(Information given Opens)

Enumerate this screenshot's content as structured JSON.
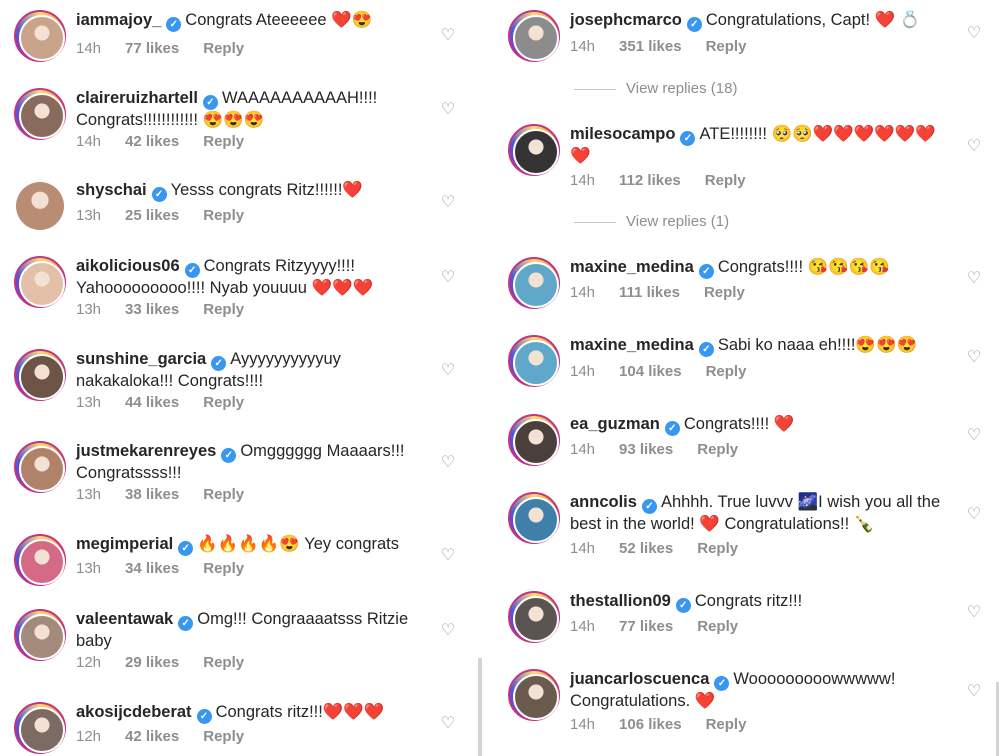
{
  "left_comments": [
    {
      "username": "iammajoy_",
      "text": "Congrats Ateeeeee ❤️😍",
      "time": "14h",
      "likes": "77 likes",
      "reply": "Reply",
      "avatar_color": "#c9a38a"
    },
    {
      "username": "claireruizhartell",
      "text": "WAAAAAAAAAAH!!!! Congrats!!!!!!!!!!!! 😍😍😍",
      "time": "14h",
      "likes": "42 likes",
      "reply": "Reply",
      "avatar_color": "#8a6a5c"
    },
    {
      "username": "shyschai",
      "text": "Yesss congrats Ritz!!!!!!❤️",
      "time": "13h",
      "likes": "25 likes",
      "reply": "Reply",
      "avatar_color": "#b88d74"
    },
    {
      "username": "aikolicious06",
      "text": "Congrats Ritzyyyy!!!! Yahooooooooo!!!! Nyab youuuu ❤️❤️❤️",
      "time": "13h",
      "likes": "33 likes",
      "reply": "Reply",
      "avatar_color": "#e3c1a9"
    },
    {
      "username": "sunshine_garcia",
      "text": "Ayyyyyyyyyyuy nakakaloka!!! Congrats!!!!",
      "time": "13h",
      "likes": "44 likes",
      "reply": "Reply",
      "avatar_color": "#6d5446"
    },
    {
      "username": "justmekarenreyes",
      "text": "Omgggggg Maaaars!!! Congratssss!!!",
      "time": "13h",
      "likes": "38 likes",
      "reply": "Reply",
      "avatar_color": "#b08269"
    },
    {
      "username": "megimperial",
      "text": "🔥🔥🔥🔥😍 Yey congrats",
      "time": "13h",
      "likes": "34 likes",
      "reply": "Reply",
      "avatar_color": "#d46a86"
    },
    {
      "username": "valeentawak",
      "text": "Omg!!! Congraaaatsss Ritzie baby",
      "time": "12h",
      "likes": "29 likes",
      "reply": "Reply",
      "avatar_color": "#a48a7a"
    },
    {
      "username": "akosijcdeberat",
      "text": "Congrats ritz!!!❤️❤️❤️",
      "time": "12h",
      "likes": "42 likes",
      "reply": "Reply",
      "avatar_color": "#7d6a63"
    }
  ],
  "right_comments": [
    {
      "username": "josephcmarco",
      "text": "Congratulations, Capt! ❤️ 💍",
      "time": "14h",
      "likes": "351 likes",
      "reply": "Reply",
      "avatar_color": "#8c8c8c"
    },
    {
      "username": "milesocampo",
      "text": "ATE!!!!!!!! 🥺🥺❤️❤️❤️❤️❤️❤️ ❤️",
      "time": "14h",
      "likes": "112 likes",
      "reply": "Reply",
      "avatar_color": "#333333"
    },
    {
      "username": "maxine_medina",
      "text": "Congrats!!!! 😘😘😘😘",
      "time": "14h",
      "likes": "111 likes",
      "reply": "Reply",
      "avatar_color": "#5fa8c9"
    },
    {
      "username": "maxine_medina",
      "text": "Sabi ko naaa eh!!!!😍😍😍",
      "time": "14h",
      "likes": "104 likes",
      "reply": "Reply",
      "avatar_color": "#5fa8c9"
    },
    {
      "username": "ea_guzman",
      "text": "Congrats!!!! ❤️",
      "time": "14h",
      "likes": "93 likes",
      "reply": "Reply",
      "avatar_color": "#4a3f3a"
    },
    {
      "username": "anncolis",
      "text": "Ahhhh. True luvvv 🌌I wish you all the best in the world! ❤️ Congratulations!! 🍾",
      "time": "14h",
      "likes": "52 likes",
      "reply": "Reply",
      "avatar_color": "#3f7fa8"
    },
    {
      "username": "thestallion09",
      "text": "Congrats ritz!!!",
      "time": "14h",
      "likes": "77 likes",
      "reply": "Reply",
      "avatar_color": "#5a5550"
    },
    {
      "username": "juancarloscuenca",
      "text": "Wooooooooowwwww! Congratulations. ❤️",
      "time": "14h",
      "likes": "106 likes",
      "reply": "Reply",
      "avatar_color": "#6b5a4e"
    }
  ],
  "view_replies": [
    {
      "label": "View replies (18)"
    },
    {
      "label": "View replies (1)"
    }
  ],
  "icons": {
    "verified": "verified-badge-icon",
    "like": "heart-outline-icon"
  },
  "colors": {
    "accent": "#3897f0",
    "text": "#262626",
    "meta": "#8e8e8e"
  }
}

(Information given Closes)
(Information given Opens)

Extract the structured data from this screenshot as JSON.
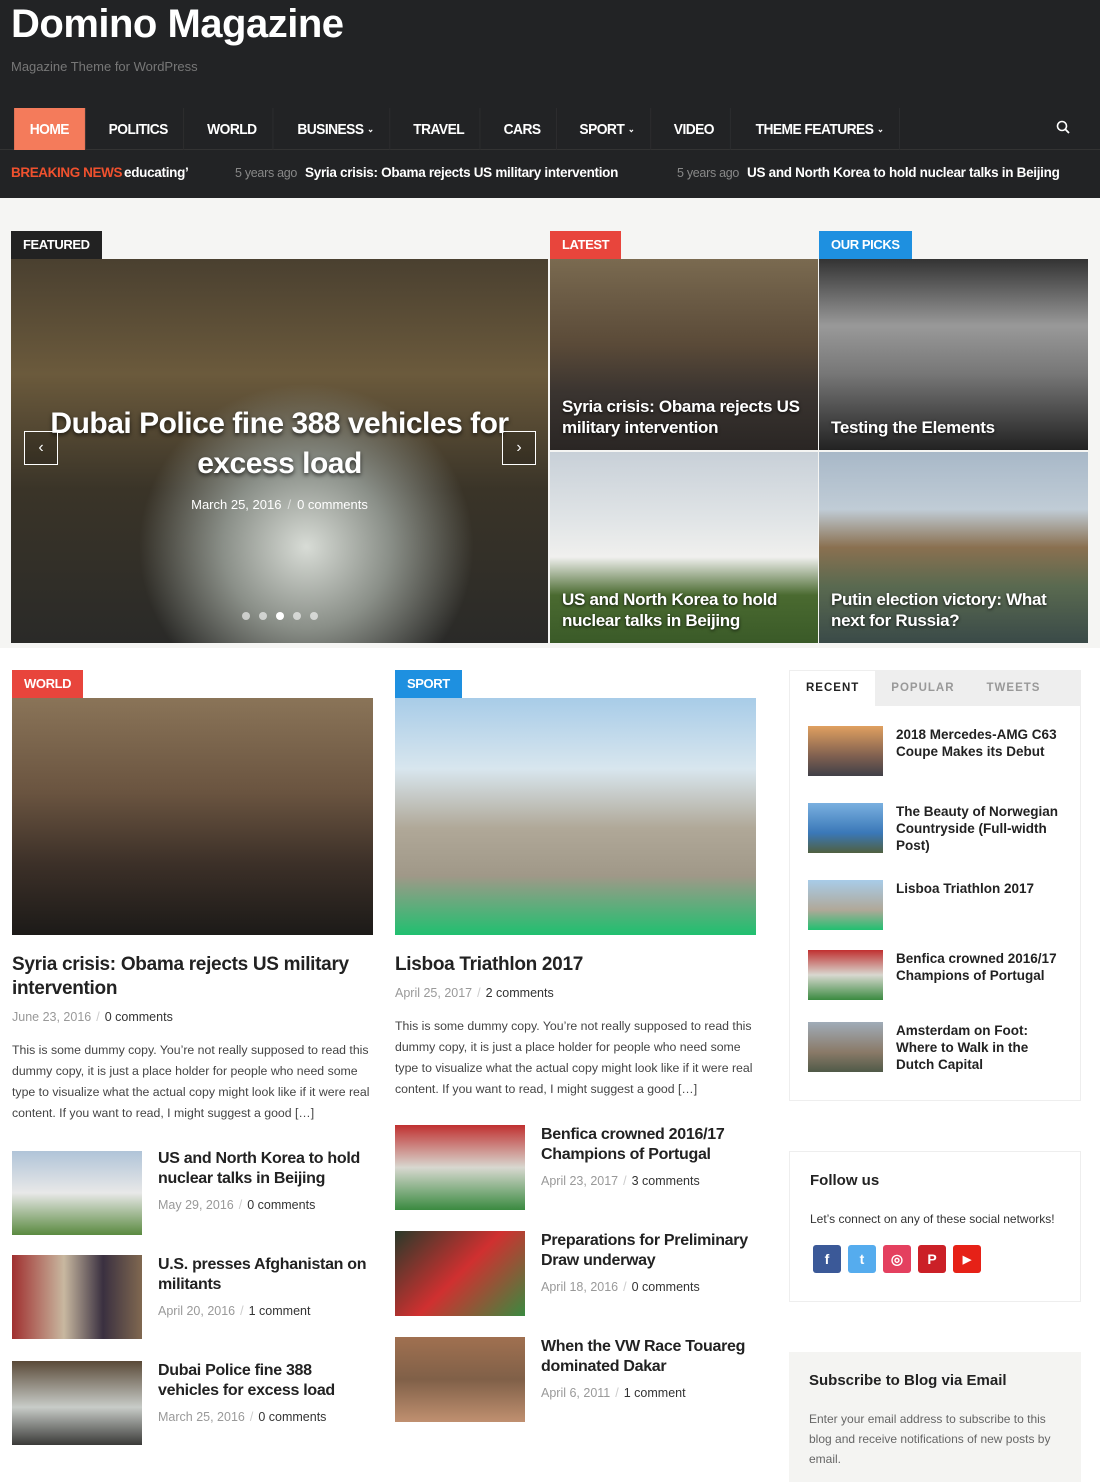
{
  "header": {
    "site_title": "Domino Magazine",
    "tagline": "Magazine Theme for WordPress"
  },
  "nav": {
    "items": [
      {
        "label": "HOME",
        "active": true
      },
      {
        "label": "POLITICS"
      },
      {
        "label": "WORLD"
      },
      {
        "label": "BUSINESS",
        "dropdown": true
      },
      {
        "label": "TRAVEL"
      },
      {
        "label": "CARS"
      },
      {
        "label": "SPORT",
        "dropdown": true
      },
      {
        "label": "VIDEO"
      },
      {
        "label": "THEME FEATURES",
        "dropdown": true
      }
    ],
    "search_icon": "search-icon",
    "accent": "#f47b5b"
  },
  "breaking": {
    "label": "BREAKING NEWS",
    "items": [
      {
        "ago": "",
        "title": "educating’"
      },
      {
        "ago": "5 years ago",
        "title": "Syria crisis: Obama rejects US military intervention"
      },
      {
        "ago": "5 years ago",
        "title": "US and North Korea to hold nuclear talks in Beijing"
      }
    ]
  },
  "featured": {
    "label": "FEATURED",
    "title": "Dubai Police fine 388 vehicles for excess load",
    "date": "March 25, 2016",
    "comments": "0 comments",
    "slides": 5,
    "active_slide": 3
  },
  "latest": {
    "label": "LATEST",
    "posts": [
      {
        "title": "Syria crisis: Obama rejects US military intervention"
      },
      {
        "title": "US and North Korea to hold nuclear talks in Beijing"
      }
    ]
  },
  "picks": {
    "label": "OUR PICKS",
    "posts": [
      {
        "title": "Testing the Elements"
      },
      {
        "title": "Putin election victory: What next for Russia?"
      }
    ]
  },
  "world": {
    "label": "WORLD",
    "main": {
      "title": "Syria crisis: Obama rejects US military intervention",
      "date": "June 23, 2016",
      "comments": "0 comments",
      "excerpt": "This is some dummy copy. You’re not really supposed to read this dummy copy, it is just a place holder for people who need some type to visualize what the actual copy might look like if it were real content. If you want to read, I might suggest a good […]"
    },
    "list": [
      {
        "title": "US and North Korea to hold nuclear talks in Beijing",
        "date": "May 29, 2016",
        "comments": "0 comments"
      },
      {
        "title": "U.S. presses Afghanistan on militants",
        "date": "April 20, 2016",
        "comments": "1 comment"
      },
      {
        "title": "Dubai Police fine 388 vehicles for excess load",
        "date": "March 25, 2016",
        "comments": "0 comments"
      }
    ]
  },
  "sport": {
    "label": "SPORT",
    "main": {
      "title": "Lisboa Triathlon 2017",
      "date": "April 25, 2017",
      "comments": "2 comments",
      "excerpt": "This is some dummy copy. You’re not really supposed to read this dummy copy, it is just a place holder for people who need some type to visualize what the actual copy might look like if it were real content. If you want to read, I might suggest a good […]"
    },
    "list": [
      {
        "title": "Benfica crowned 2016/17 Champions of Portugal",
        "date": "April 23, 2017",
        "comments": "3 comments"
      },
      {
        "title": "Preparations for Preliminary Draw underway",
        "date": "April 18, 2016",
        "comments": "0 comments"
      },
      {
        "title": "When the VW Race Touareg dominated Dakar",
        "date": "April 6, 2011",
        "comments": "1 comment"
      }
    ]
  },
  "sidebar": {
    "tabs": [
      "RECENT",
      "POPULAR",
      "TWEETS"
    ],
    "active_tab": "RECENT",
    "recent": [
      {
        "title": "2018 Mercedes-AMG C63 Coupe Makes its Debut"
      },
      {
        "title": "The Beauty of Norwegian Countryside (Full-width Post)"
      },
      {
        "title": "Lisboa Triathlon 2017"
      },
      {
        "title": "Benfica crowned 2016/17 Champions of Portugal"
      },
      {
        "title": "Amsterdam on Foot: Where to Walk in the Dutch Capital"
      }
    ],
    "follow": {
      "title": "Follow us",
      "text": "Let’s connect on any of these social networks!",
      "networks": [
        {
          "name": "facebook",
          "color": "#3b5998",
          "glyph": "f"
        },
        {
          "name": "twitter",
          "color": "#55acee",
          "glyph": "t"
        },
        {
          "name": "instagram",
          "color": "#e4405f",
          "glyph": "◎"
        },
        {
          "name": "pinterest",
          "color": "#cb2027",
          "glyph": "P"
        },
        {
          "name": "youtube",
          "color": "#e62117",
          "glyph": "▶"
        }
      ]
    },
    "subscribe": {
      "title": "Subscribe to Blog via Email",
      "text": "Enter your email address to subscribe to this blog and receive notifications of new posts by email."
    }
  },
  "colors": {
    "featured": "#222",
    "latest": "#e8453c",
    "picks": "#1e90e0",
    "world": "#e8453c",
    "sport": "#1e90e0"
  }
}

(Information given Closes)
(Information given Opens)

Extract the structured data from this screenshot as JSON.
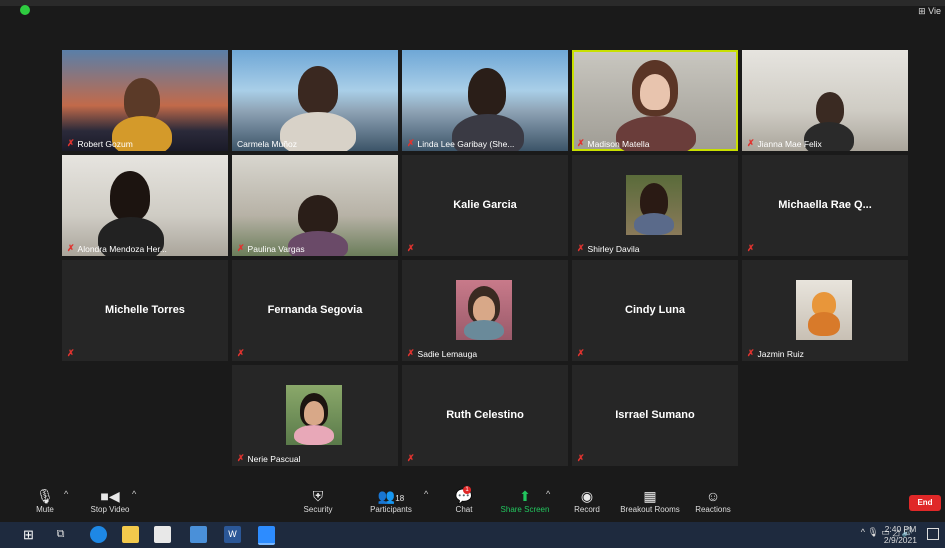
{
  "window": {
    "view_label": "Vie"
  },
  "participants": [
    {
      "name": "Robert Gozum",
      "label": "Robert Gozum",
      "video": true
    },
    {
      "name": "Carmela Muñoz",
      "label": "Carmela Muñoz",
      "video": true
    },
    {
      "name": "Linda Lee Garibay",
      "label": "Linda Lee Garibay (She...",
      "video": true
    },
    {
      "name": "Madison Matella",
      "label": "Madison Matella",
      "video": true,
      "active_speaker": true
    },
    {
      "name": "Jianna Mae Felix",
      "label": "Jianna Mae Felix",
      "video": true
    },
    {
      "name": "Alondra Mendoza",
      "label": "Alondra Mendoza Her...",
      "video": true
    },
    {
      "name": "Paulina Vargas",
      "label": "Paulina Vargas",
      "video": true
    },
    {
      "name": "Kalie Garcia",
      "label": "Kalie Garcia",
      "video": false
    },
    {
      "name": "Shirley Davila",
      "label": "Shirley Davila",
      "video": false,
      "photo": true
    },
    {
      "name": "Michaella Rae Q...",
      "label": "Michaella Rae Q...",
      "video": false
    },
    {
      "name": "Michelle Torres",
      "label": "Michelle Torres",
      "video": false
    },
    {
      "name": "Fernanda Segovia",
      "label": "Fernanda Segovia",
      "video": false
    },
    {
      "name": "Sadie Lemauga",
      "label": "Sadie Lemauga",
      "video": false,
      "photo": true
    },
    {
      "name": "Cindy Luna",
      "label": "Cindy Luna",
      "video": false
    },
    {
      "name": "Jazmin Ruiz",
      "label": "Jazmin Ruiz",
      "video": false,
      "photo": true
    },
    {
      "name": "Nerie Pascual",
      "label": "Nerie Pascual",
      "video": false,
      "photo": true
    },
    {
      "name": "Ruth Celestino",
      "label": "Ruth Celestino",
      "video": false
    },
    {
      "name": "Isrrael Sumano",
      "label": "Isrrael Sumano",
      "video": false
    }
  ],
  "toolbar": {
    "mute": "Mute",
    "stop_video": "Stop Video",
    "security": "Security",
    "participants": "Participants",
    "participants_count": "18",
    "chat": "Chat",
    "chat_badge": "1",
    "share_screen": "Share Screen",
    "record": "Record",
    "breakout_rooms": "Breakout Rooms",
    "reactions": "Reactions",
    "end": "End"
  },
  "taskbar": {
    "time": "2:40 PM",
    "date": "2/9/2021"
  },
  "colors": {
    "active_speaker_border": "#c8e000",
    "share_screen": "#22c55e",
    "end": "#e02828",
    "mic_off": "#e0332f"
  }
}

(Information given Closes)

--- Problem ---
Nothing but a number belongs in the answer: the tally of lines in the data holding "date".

--- Output of the exercise ---
10